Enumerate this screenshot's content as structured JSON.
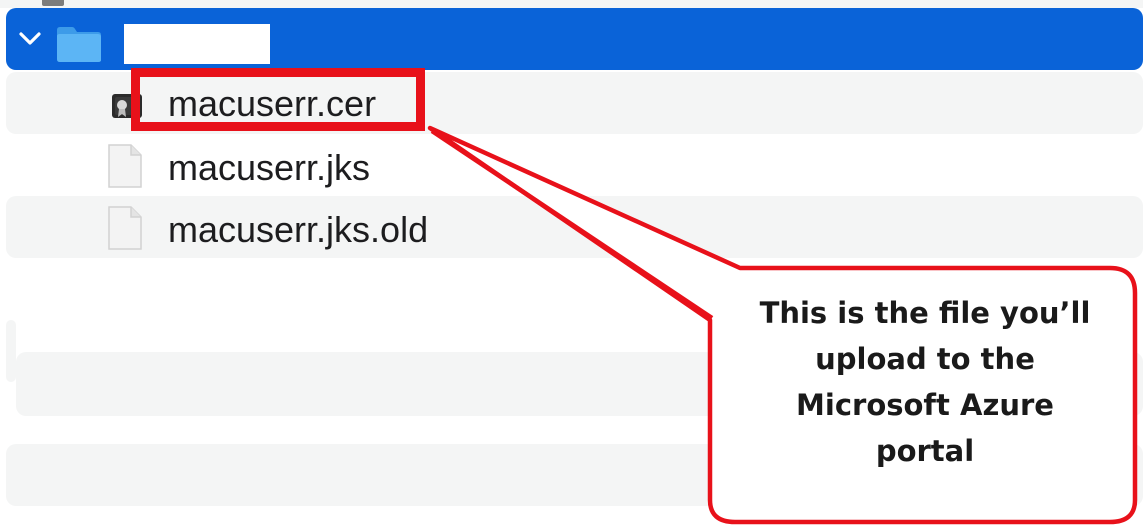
{
  "finder": {
    "folder": {
      "name": "",
      "expanded": true,
      "selected": true
    },
    "files": [
      {
        "name": "macuserr.cer",
        "icon": "certificate-icon"
      },
      {
        "name": "macuserr.jks",
        "icon": "document-icon"
      },
      {
        "name": "macuserr.jks.old",
        "icon": "document-icon"
      }
    ]
  },
  "annotation": {
    "callout_lines": [
      "This is the file you’ll",
      "upload to the",
      "Microsoft Azure",
      "portal"
    ],
    "highlight_color": "#e8111a"
  },
  "colors": {
    "selection": "#0a63d8",
    "row_alt": "#f4f5f5",
    "folder": "#4aa8f0"
  }
}
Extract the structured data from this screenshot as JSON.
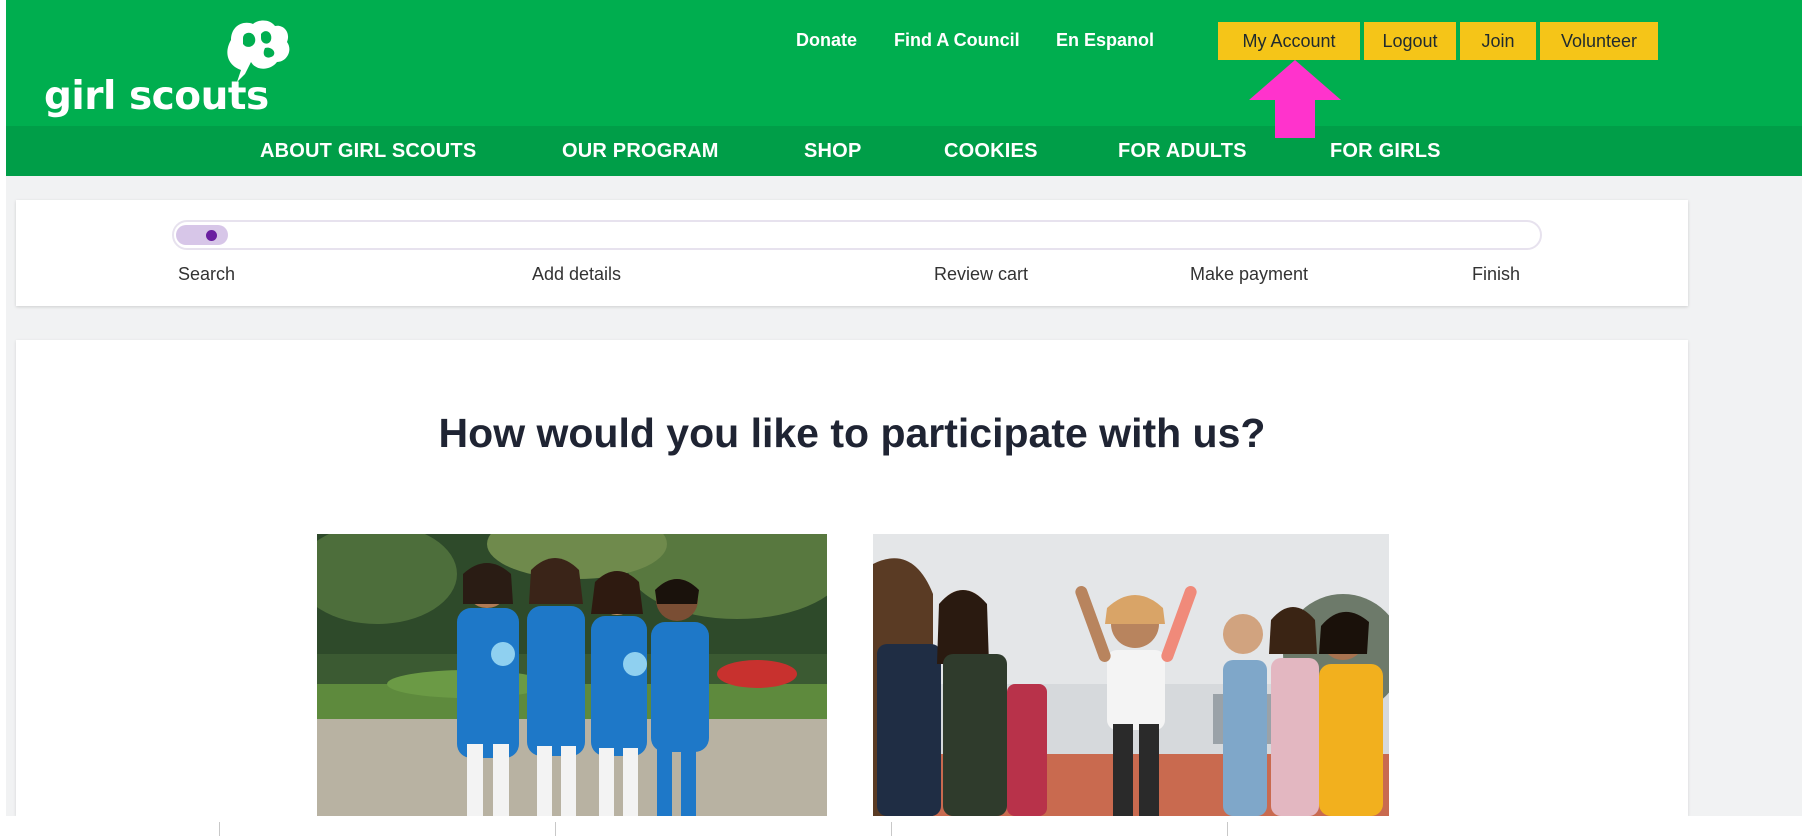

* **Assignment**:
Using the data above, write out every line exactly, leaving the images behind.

* **Reply**:
Enumerate this screenshot's content as structured JSON.
{
  "finder": {
    "folder": {
      "name": "",
      "expanded": true,
      "selected": true
    },
    "files": [
      {
        "name": "macuserr.cer",
        "icon": "certificate-icon"
      },
      {
        "name": "macuserr.jks",
        "icon": "document-icon"
      },
      {
        "name": "macuserr.jks.old",
        "icon": "document-icon"
      }
    ]
  },
  "annotation": {
    "callout_lines": [
      "This is the file you’ll",
      "upload to the",
      "Microsoft Azure",
      "portal"
    ],
    "highlight_color": "#e8111a"
  },
  "colors": {
    "selection": "#0a63d8",
    "row_alt": "#f4f5f5",
    "folder": "#4aa8f0"
  }
}
Extract the structured data from this screenshot as JSON.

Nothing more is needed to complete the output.